Vermont: Vermont’s governor moved quickly to a “stay home, stay safe” advisory, which kept the case count low. There was an early bump in homebirths – motivated by fear of the virus, not belief in out-of-hospital birth. Practices have increased telehealth and Zoom visits, and stopped testing all L&D admissions to conserve supplies, only with indications now including increased risk of NICU admission. At the University of Vermont Medical Center (UVM), patients can now bring two supports on L&D, but no visitors on postpartum. A new practice has opened and a longtime negative environment for midwives at the Central VT Medical Center has improved.
Maine: In March, the Maine Affiliate began holding weekly “support group” Zoom meeting to support each other and share information. The affiliate is accomplishing many of its goals for the year, including establishing a student mentoring process and updating the affiliate website. One member created a survey to update practice information and is improving and updating the website. The affiliate discussed working to establish a midwifery educational program in Maine, but
that initiative has been sidelined until they know more about how the pandemic will play out and how the state health care system will evolve in the next year.
Connecticut: Affiliate Vice President Stephanie Welsh sent out a survey to see how Connecticut midwives were impacted by the pandemic. Initially, many CNMs in the state were furloughed. Prior to the recommendation of universal masking, co-president Ariel Herron and student midwife Sarah Thayer were featured on NBC Connecticut in the article, “Nurses Making Homemade Masks To Help With Protective Gear Shortage.”
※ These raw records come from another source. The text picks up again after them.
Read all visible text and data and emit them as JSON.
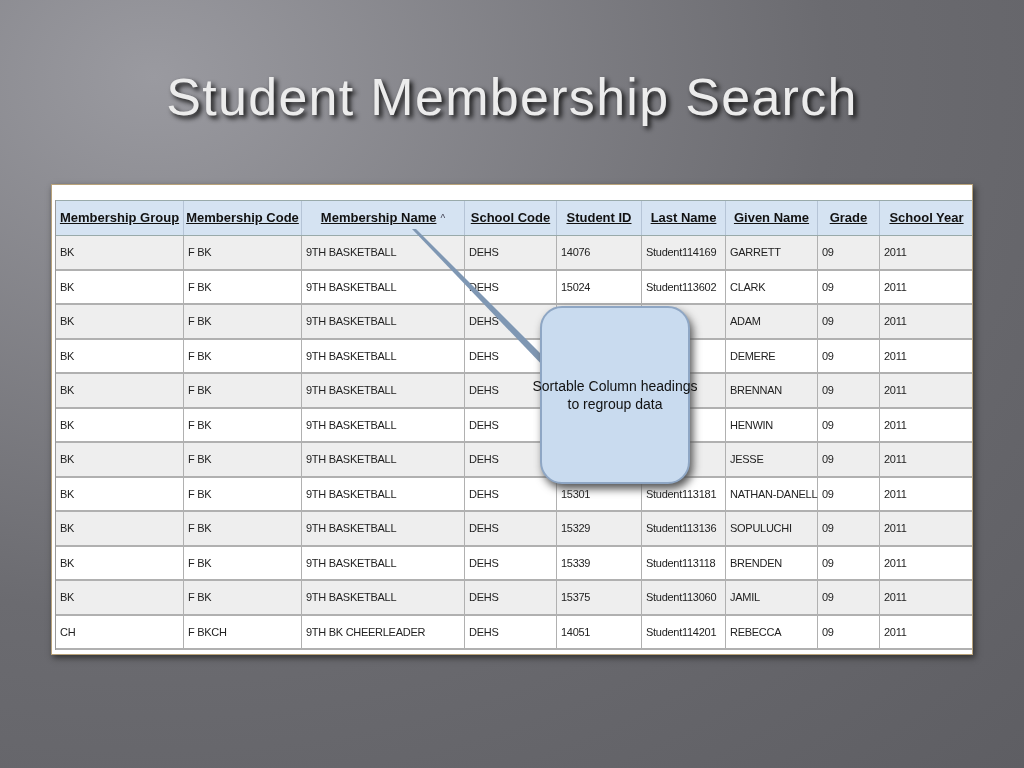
{
  "slide": {
    "title": "Student Membership Search"
  },
  "table": {
    "columns": [
      {
        "label": "Membership Group"
      },
      {
        "label": "Membership Code"
      },
      {
        "label": "Membership Name",
        "sort_indicator": "^"
      },
      {
        "label": "School Code"
      },
      {
        "label": "Student ID"
      },
      {
        "label": "Last Name"
      },
      {
        "label": "Given Name"
      },
      {
        "label": "Grade"
      },
      {
        "label": "School Year"
      }
    ],
    "rows": [
      [
        "BK",
        "F BK",
        "9TH BASKETBALL",
        "DEHS",
        "14076",
        "Student114169",
        "GARRETT",
        "09",
        "2011"
      ],
      [
        "BK",
        "F BK",
        "9TH BASKETBALL",
        "DEHS",
        "15024",
        "Student113602",
        "CLARK",
        "09",
        "2011"
      ],
      [
        "BK",
        "F BK",
        "9TH BASKETBALL",
        "DEHS",
        null,
        null,
        "ADAM",
        "09",
        "2011"
      ],
      [
        "BK",
        "F BK",
        "9TH BASKETBALL",
        "DEHS",
        null,
        null,
        "DEMERE",
        "09",
        "2011"
      ],
      [
        "BK",
        "F BK",
        "9TH BASKETBALL",
        "DEHS",
        null,
        null,
        "BRENNAN",
        "09",
        "2011"
      ],
      [
        "BK",
        "F BK",
        "9TH BASKETBALL",
        "DEHS",
        null,
        null,
        "HENWIN",
        "09",
        "2011"
      ],
      [
        "BK",
        "F BK",
        "9TH BASKETBALL",
        "DEHS",
        null,
        null,
        "JESSE",
        "09",
        "2011"
      ],
      [
        "BK",
        "F BK",
        "9TH BASKETBALL",
        "DEHS",
        "15301",
        "Student113181",
        "NATHAN-DANELL",
        "09",
        "2011"
      ],
      [
        "BK",
        "F BK",
        "9TH BASKETBALL",
        "DEHS",
        "15329",
        "Student113136",
        "SOPULUCHI",
        "09",
        "2011"
      ],
      [
        "BK",
        "F BK",
        "9TH BASKETBALL",
        "DEHS",
        "15339",
        "Student113118",
        "BRENDEN",
        "09",
        "2011"
      ],
      [
        "BK",
        "F BK",
        "9TH BASKETBALL",
        "DEHS",
        "15375",
        "Student113060",
        "JAMIL",
        "09",
        "2011"
      ],
      [
        "CH",
        "F BKCH",
        "9TH BK CHEERLEADER",
        "DEHS",
        "14051",
        "Student114201",
        "REBECCA",
        "09",
        "2011"
      ]
    ]
  },
  "callout": {
    "lines": [
      "Sortable Column headings",
      "to regroup data"
    ]
  }
}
Rhode Island: The Rhode Island Affiliate is revising its bylaws to create a leadership board instead of officers. The affiliate has been working to connect with local chapters of the American College of Obstetricians and Gynecologists (ACOG) and Association of Women’s Health, Obstetric and Neonatal Nurses (AHWONN) and to attract more members.
New Hampshire: Northern New England “nailed it” – the local rate of asymptomatic carriage is 1% or less. No existing practices have been negatively impacted, and home birth midwives have seen an increase in births. A new free-standing birth center in Lebanon had construction delays, but construction is now underway again.